There’s a montage of an irate magician turning an opera singing bulldog into various singing stereotypes. There’s a cowboy, there’s a redneck, there’s a baby… then an angry audience member squirts ink on the bulldog’s face and it’s blackface.

And at that point, I realized the earlier Chinese transformation would offend too (but that transformation is the only one where the bulldog is singing the opera as opposed to a stereotype appropriate one).

It’s a lovely little cartoon. There aren’t a lot of shots, not a lot of action, but it’s a hilarious cartoon set to good music.

The redneck caricature is probably the most shocking one. Maybe because it’s the only accurate one of them.

Regardless of any “controversy,” Tex Avery does absolutely brilliant work here.

2/3Recommended

CREDITS

Directed by Tex Avery; written by Rich Hogan; animated by Walt Clinton, Michael Lah and Grant Simmons; music by Scott Bradley; produced by Fred Quimby; released by Metro-Goldwyn-Mayer.

Starring Daws Butler (Mysto the Magician) and Carlos Ramírez (The Great Poochini).


Related posts:

Ghost Ship (1952, Vernon Sewell)

I’m not sure I’ve ever seen a horror film not interested in being scary before Ghost Ship.

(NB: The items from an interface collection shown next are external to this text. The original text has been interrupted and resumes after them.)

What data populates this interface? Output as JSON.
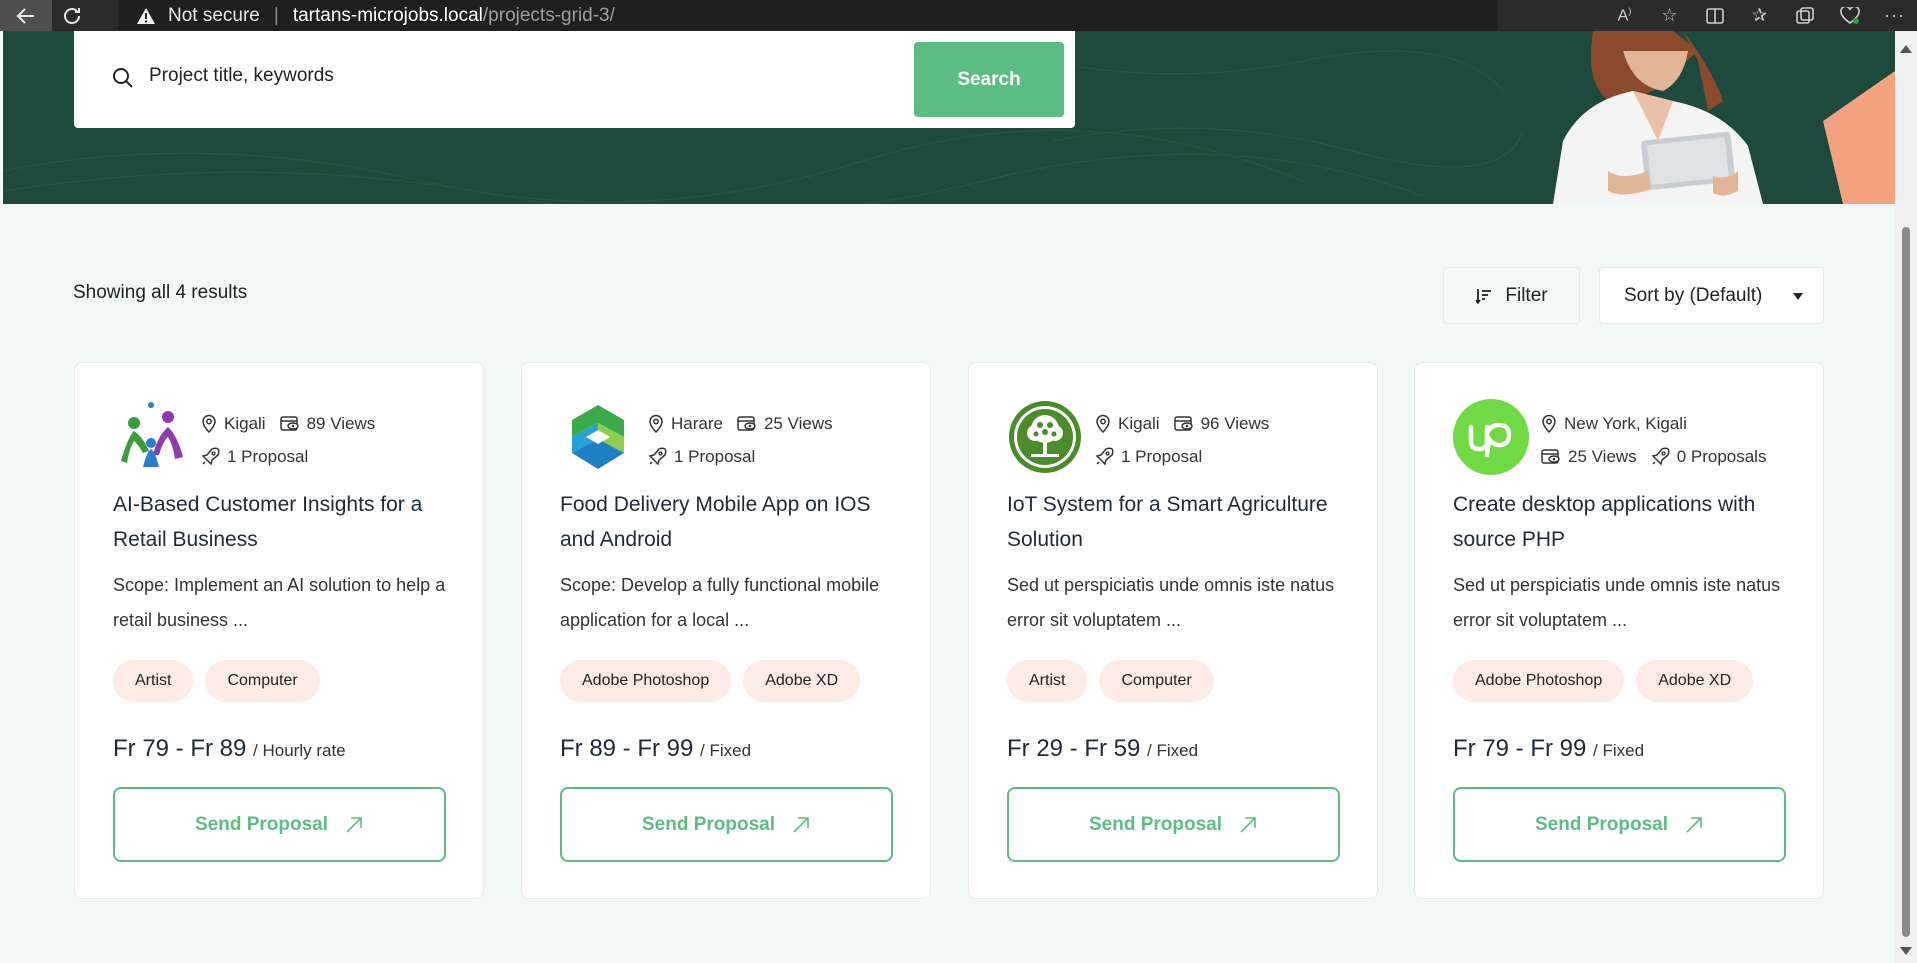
{
  "browser": {
    "security_label": "Not secure",
    "url_host": "tartans-microjobs.local",
    "url_path": "/projects-grid-3/"
  },
  "search": {
    "placeholder": "Project title, keywords",
    "button_label": "Search"
  },
  "results": {
    "count_text": "Showing all 4 results",
    "filter_label": "Filter",
    "sort_label": "Sort by (Default)"
  },
  "cards": [
    {
      "location": "Kigali",
      "views": "89 Views",
      "proposals": "1 Proposal",
      "title": "AI-Based Customer Insights for a Retail Business",
      "description": "Scope: Implement an AI solution to help a retail business ...",
      "tags": [
        "Artist",
        "Computer"
      ],
      "price": "Fr 79 - Fr 89",
      "price_unit": "/ Hourly rate",
      "button_label": "Send Proposal",
      "logo": "people-logo-icon"
    },
    {
      "location": "Harare",
      "views": "25 Views",
      "proposals": "1 Proposal",
      "title": "Food Delivery Mobile App on IOS and Android",
      "description": "Scope: Develop a fully functional mobile application for a local ...",
      "tags": [
        "Adobe Photoshop",
        "Adobe XD"
      ],
      "price": "Fr 89 - Fr 99",
      "price_unit": "/ Fixed",
      "button_label": "Send Proposal",
      "logo": "hexagon-logo-icon"
    },
    {
      "location": "Kigali",
      "views": "96 Views",
      "proposals": "1 Proposal",
      "title": "IoT System for a Smart Agriculture Solution",
      "description": "Sed ut perspiciatis unde omnis iste natus error sit voluptatem ...",
      "tags": [
        "Artist",
        "Computer"
      ],
      "price": "Fr 29 - Fr 59",
      "price_unit": "/ Fixed",
      "button_label": "Send Proposal",
      "logo": "tree-logo-icon"
    },
    {
      "location": "New York, Kigali",
      "views": "25 Views",
      "proposals": "0 Proposals",
      "title": "Create desktop applications with source PHP",
      "description": "Sed ut perspiciatis unde omnis iste natus error sit voluptatem ...",
      "tags": [
        "Adobe Photoshop",
        "Adobe XD"
      ],
      "price": "Fr 79 - Fr 99",
      "price_unit": "/ Fixed",
      "button_label": "Send Proposal",
      "logo": "upwork-logo-icon"
    }
  ],
  "colors": {
    "accent": "#5bbd82",
    "hero": "#1d4a3c",
    "page_bg": "#f0f9f6",
    "tag_bg": "#fdebe5"
  }
}
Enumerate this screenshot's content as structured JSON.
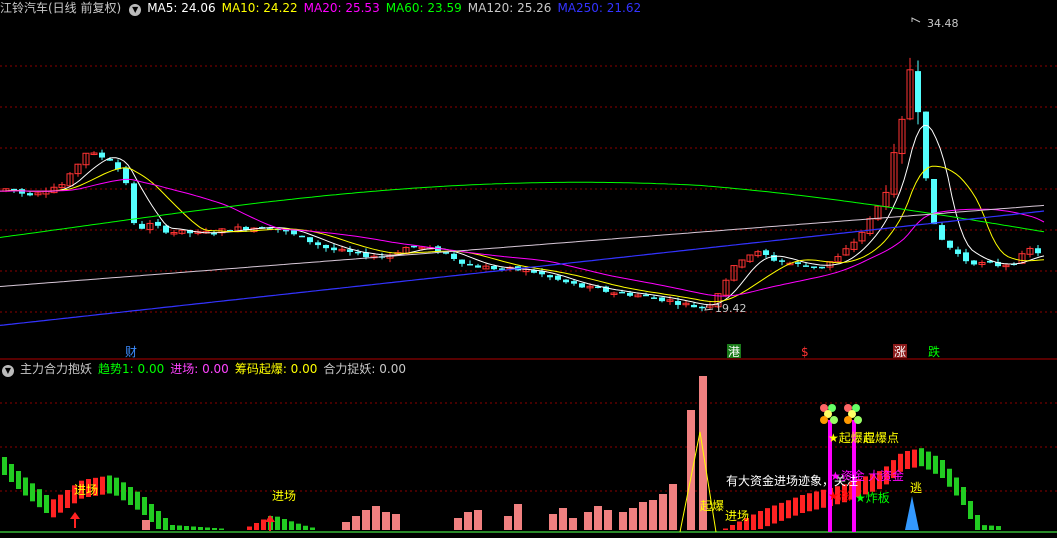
{
  "main_panel": {
    "title": "江铃汽车(日线 前复权)",
    "ma": [
      {
        "label": "MA5: 24.06",
        "color": "#ffffff"
      },
      {
        "label": "MA10: 24.22",
        "color": "#ffff00"
      },
      {
        "label": "MA20: 25.53",
        "color": "#ff00ff"
      },
      {
        "label": "MA60: 23.59",
        "color": "#00ff00"
      },
      {
        "label": "MA120: 25.26",
        "color": "#c8c8c8"
      },
      {
        "label": "MA250: 21.62",
        "color": "#3333ff"
      }
    ],
    "high_label": "34.48",
    "low_label": "19.42",
    "event_markers": [
      {
        "text": "财",
        "color": "#3c8cff",
        "bg": "#000000"
      },
      {
        "text": "港",
        "color": "#ffffff",
        "bg": "#1a7a1a"
      },
      {
        "text": "$",
        "color": "#ff3333",
        "bg": "#000000"
      },
      {
        "text": "涨",
        "color": "#ffffff",
        "bg": "#8a1a1a"
      },
      {
        "text": "跌",
        "color": "#00ff00",
        "bg": "#000000"
      }
    ]
  },
  "indicator_panel": {
    "title": "主力合力抱妖",
    "values": [
      {
        "label": "趋势1: 0.00",
        "color": "#00ff00"
      },
      {
        "label": "进场: 0.00",
        "color": "#ff44ff"
      },
      {
        "label": "筹码起爆: 0.00",
        "color": "#ffff00"
      },
      {
        "label": "合力捉妖: 0.00",
        "color": "#c8c8c8"
      }
    ],
    "annotations": [
      {
        "text": "进场",
        "color": "#ffff00"
      },
      {
        "text": "进场",
        "color": "#ffff00"
      },
      {
        "text": "起爆",
        "color": "#ffff00"
      },
      {
        "text": "进场",
        "color": "#ffff00"
      },
      {
        "text": "有大资金进场迹象，关注",
        "color": "#ffffff"
      },
      {
        "text": "★起爆点",
        "color": "#ffff00"
      },
      {
        "text": "起爆点",
        "color": "#ffff00"
      },
      {
        "text": "★资金",
        "color": "#ff00ff"
      },
      {
        "text": "大资金",
        "color": "#ff00ff"
      },
      {
        "text": "★涨",
        "color": "#ff0000"
      },
      {
        "text": "★炸板",
        "color": "#00ff00"
      },
      {
        "text": "逃",
        "color": "#ffff00"
      }
    ]
  },
  "chart_data": {
    "type": "candlestick",
    "price_range": [
      18.0,
      36.0
    ],
    "high": 34.48,
    "low": 19.42,
    "ma_last": {
      "MA5": 24.06,
      "MA10": 24.22,
      "MA20": 25.53,
      "MA60": 23.59,
      "MA120": 25.26,
      "MA250": 21.62
    }
  },
  "colors": {
    "up": "#ff3333",
    "down": "#54ffff",
    "grid": "#8b0000",
    "background": "#000000"
  }
}
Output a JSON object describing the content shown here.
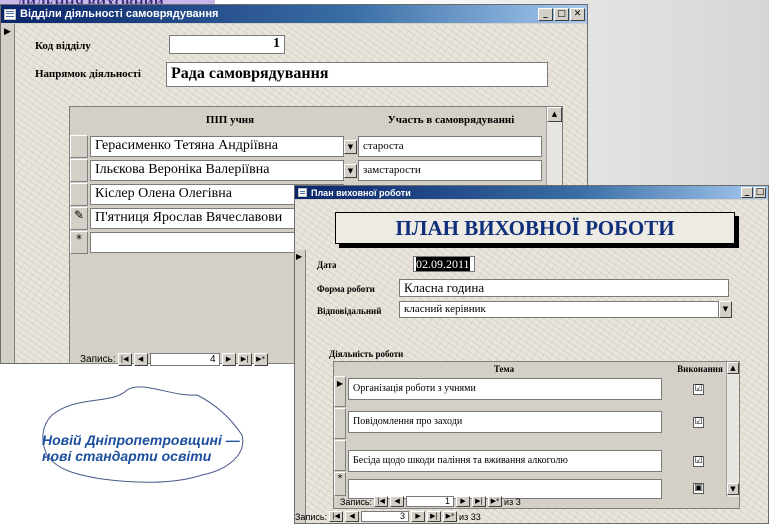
{
  "slide": {
    "header_partial": "....ДИЛЕННЯ ВИХОВНИЙ",
    "logo_line1": "Новій Дніпропетровщині —",
    "logo_line2": "нові стандарти освіти"
  },
  "win1": {
    "title": "Відділи діяльності самоврядування",
    "code_label": "Код відділу",
    "code_value": "1",
    "direction_label": "Напрямок діяльності",
    "direction_value": "Рада самоврядування",
    "columns": [
      "ПІП учня",
      "Участь в самоврядуванні"
    ],
    "rows": [
      {
        "selector": "",
        "name": "Герасименко Тетяна Андріївна",
        "role": "староста"
      },
      {
        "selector": "",
        "name": "Ільєкова Вероніка Валеріївна",
        "role": "замстарости"
      },
      {
        "selector": "",
        "name": "Кіслер Олена Олегівна",
        "role": ""
      },
      {
        "selector": "✎",
        "name": "П'ятниця Ярослав Вячеславови",
        "role": ""
      },
      {
        "selector": "*",
        "name": "",
        "role": ""
      }
    ],
    "nav": {
      "label": "Запись:",
      "current": "4"
    }
  },
  "win2": {
    "title": "План виховної роботи",
    "banner": "ПЛАН ВИХОВНОЇ РОБОТИ",
    "date_label": "Дата",
    "date_value": "02.09.2011",
    "form_label": "Форма роботи",
    "form_value": "Класна година",
    "resp_label": "Відповідальний",
    "resp_value": "класний керівник",
    "activity_label": "Діяльність роботи",
    "columns": [
      "Тема",
      "Виконання"
    ],
    "rows": [
      {
        "selector": "▶",
        "topic": "Організація роботи з учнями",
        "done": "☑"
      },
      {
        "selector": "",
        "topic": "Повідомлення про заходи",
        "done": "☑"
      },
      {
        "selector": "",
        "topic": "Бесіда щодо шкоди паління та вживання алкоголю",
        "done": "☑"
      },
      {
        "selector": "*",
        "topic": "",
        "done": "▣"
      }
    ],
    "subnav": {
      "label": "Запись:",
      "current": "1",
      "total": "из 3"
    },
    "nav": {
      "label": "Запись:",
      "current": "3",
      "total": "из 33"
    }
  }
}
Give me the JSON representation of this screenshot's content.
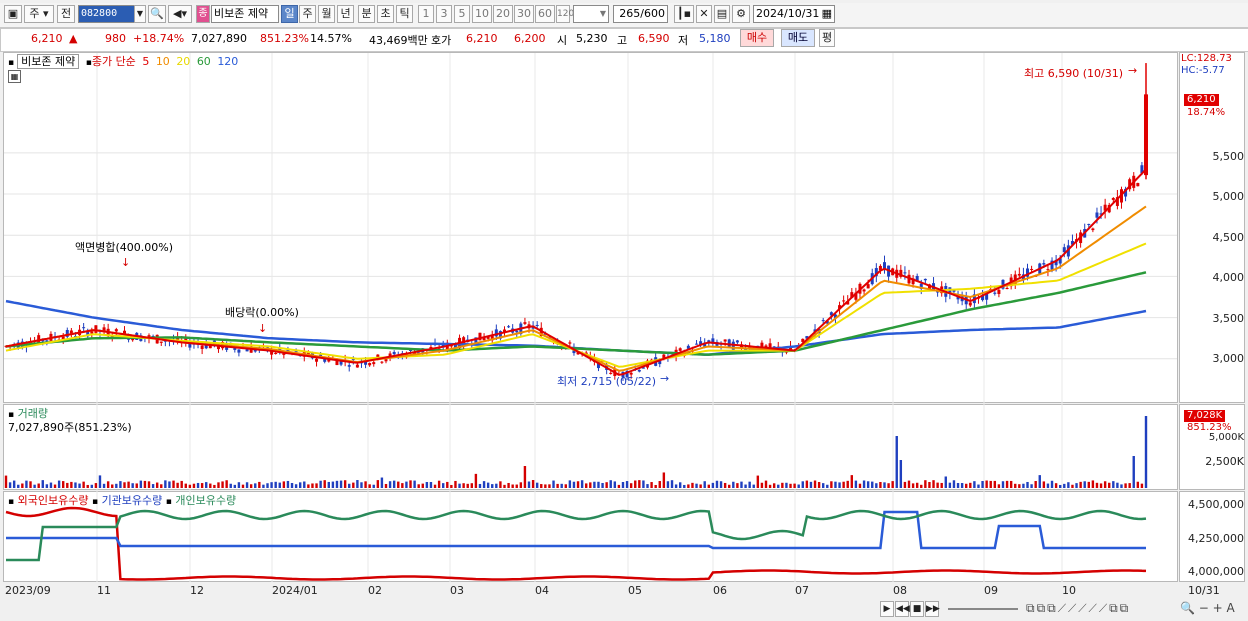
{
  "toolbar": {
    "market": "주",
    "prev": "전",
    "code": "082800",
    "name_badge": "종",
    "name": "비보존 제약",
    "periods": [
      "일",
      "주",
      "월",
      "년",
      "분",
      "초",
      "틱"
    ],
    "active_period": "일",
    "intervals": [
      "1",
      "3",
      "5",
      "10",
      "20",
      "30",
      "60",
      "120"
    ],
    "count": "265",
    "count_total": "/600",
    "date": "2024/10/31"
  },
  "quote": {
    "price": "6,210",
    "arrow": "▲",
    "change": "980",
    "change_pct": "+18.74%",
    "volume": "7,027,890",
    "volume_ratio": "851.23%",
    "turnover": "14.57%",
    "amount": "43,469백만",
    "bid_label": "호가",
    "ask": "6,210",
    "bid": "6,200",
    "open_label": "시",
    "open": "5,230",
    "high_label": "고",
    "high": "6,590",
    "low_label": "저",
    "low": "5,180",
    "buy": "매수",
    "sell": "매도",
    "eval": "평"
  },
  "price_panel": {
    "title": "비보존 제약",
    "ma_label": "종가 단순",
    "ma_periods": [
      "5",
      "10",
      "20",
      "60",
      "120"
    ],
    "ma_colors": [
      "#e00000",
      "#f08c00",
      "#f0e000",
      "#2a9a3a",
      "#2a5bd7"
    ],
    "high_note": "최고 6,590 (10/31)",
    "low_note": "최저 2,715 (05/22)",
    "event1": "액면병합(400.00%)",
    "event2": "배당락(0.00%)",
    "lc": "LC:128.73",
    "hc": "HC:-5.77",
    "last_price_tag": "6,210",
    "last_pct_tag": "18.74%",
    "y_ticks": [
      "5,500",
      "5,000",
      "4,500",
      "4,000",
      "3,500",
      "3,000"
    ]
  },
  "volume_panel": {
    "title": "거래량",
    "value": "7,027,890주(851.23%)",
    "tag": "7,028K",
    "tag_pct": "851.23%",
    "y_ticks": [
      "5,000K",
      "2,500K"
    ]
  },
  "holdings_panel": {
    "foreign": "외국인보유수량",
    "inst": "기관보유수량",
    "indiv": "개인보유수량",
    "y_ticks": [
      "4,500,000",
      "4,250,000",
      "4,000,000"
    ]
  },
  "x_axis": [
    "2023/09",
    "11",
    "12",
    "2024/01",
    "02",
    "03",
    "04",
    "05",
    "06",
    "07",
    "08",
    "09",
    "10"
  ],
  "x_axis_end": "10/31",
  "chart_data": {
    "type": "line",
    "title": "비보존 제약",
    "x": [
      "2023/09",
      "11",
      "12",
      "2024/01",
      "02",
      "03",
      "04",
      "05",
      "06",
      "07",
      "08",
      "09",
      "10",
      "10/31"
    ],
    "series": [
      {
        "name": "5",
        "values": [
          3150,
          3350,
          3200,
          3100,
          2950,
          3150,
          3400,
          2800,
          3200,
          3100,
          4100,
          3700,
          4200,
          5300
        ]
      },
      {
        "name": "10",
        "values": [
          3150,
          3350,
          3200,
          3120,
          2960,
          3100,
          3350,
          2850,
          3150,
          3100,
          3950,
          3750,
          4100,
          4850
        ]
      },
      {
        "name": "20",
        "values": [
          3100,
          3300,
          3220,
          3150,
          3000,
          3050,
          3300,
          2900,
          3100,
          3100,
          3800,
          3850,
          3950,
          4400
        ]
      },
      {
        "name": "60",
        "values": [
          3150,
          3250,
          3260,
          3200,
          3150,
          3100,
          3150,
          3100,
          3050,
          3100,
          3350,
          3600,
          3800,
          4050
        ]
      },
      {
        "name": "120",
        "values": [
          3700,
          3500,
          3350,
          3250,
          3200,
          3180,
          3160,
          3100,
          3050,
          3150,
          3300,
          3350,
          3380,
          3580
        ]
      }
    ],
    "ylim": [
      2500,
      6700
    ]
  }
}
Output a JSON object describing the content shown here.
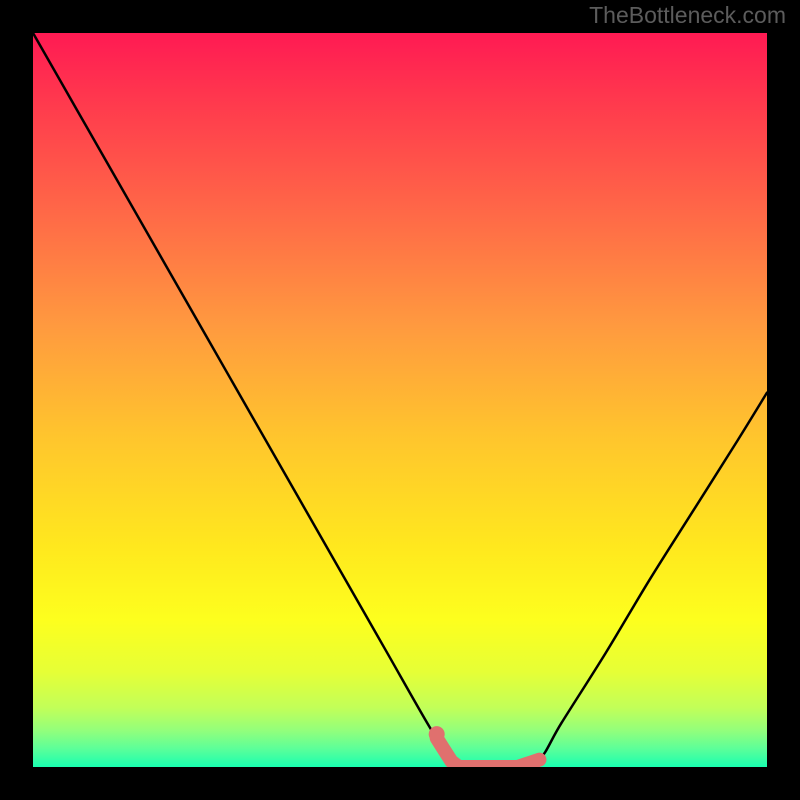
{
  "watermark": "TheBottleneck.com",
  "chart_data": {
    "type": "line",
    "x": [
      0.0,
      0.06,
      0.12,
      0.18,
      0.24,
      0.3,
      0.36,
      0.42,
      0.48,
      0.54,
      0.575,
      0.6,
      0.63,
      0.66,
      0.69,
      0.72,
      0.78,
      0.84,
      0.9,
      0.96,
      1.0
    ],
    "values": [
      1.0,
      0.895,
      0.79,
      0.685,
      0.58,
      0.475,
      0.37,
      0.265,
      0.16,
      0.055,
      0.0,
      0.0,
      0.0,
      0.0,
      0.01,
      0.06,
      0.155,
      0.255,
      0.35,
      0.445,
      0.51
    ],
    "title": "",
    "xlabel": "",
    "ylabel": "",
    "xlim": [
      0,
      1
    ],
    "ylim": [
      0,
      1
    ],
    "annotations": [
      {
        "type": "bottom_highlight",
        "x_start": 0.55,
        "x_end": 0.69,
        "color": "#e0706e"
      }
    ],
    "background_gradient": {
      "stops": [
        {
          "offset": 0.0,
          "color": "#ff1a53"
        },
        {
          "offset": 0.1,
          "color": "#ff3b4d"
        },
        {
          "offset": 0.25,
          "color": "#ff6a47"
        },
        {
          "offset": 0.4,
          "color": "#ff9a3f"
        },
        {
          "offset": 0.55,
          "color": "#ffc52d"
        },
        {
          "offset": 0.7,
          "color": "#ffe81e"
        },
        {
          "offset": 0.8,
          "color": "#fdff1e"
        },
        {
          "offset": 0.87,
          "color": "#e6ff36"
        },
        {
          "offset": 0.92,
          "color": "#c1ff59"
        },
        {
          "offset": 0.95,
          "color": "#93ff7b"
        },
        {
          "offset": 0.975,
          "color": "#5cff99"
        },
        {
          "offset": 1.0,
          "color": "#19ffb0"
        }
      ]
    }
  }
}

It seems like a strange concept, but certainly one with a lot of possibilities. Unfortunately, I’m not sure Sewell knew he was making a scary movie without a single scare. I don’t really know what he was doing. A lot of it seems comedic and playful… but those features too almost seem unintentional.

The film is a very linear account of a newly married couple–Dermot Walsh and Hazel Court, who have zero chemistry together–buying a rundown yacht, fixing it up and discovering the rumors about it being haunted are true. Sewell reveals a lot of the establishing situation in flashback and even tells the secret to the mystery in the same way.

Court is fine, but Walsh’s performance is awful. Not sure I’ve ever used wooden to describe a performance (maybe I do it all the time, I don’t remember), but Walsh is very solid teak. His only acceptable times are when it’s a montage or without dialogue.

Technically, Ghost Ship is often good–Eric Spear’s music is excellent and helps the film through its more awkward mood transitions. And Sewell is a fine enough director, perhaps a tad too emotionally distant. His script does feature a thoughtfully imagined “science” to paranormal phenomena.

The film only gets good when Hugh Burden shows up, mostly because his performance is so strong. Unfortunately, he shows up in the last twenty minutes or so.

1/4

CREDITS

Directed by Vernon Sewell; written by Sewell and Philip Thornton; director of photography, Stanley Grant; edited by Francis Bieber; music by Eric Spear; produced by Nat Cohen, Stuart Levy and Sewell; released by Anglo-Amalgamated Film Distributors.

Starring Hazel Court (Margaret Thornton), Dermot Walsh (Guy Thornton), Hugh Burden (Dr. Fawcett), John Robinson (Professor Mansel Martineau), Joss Ambler (Yacht Port Manager), Joan Carol (Mrs. Martineau), Hugh Latimer (Peter), Laidman Browne (Coroner) and Mignon O’Doherty (Mrs. Manley).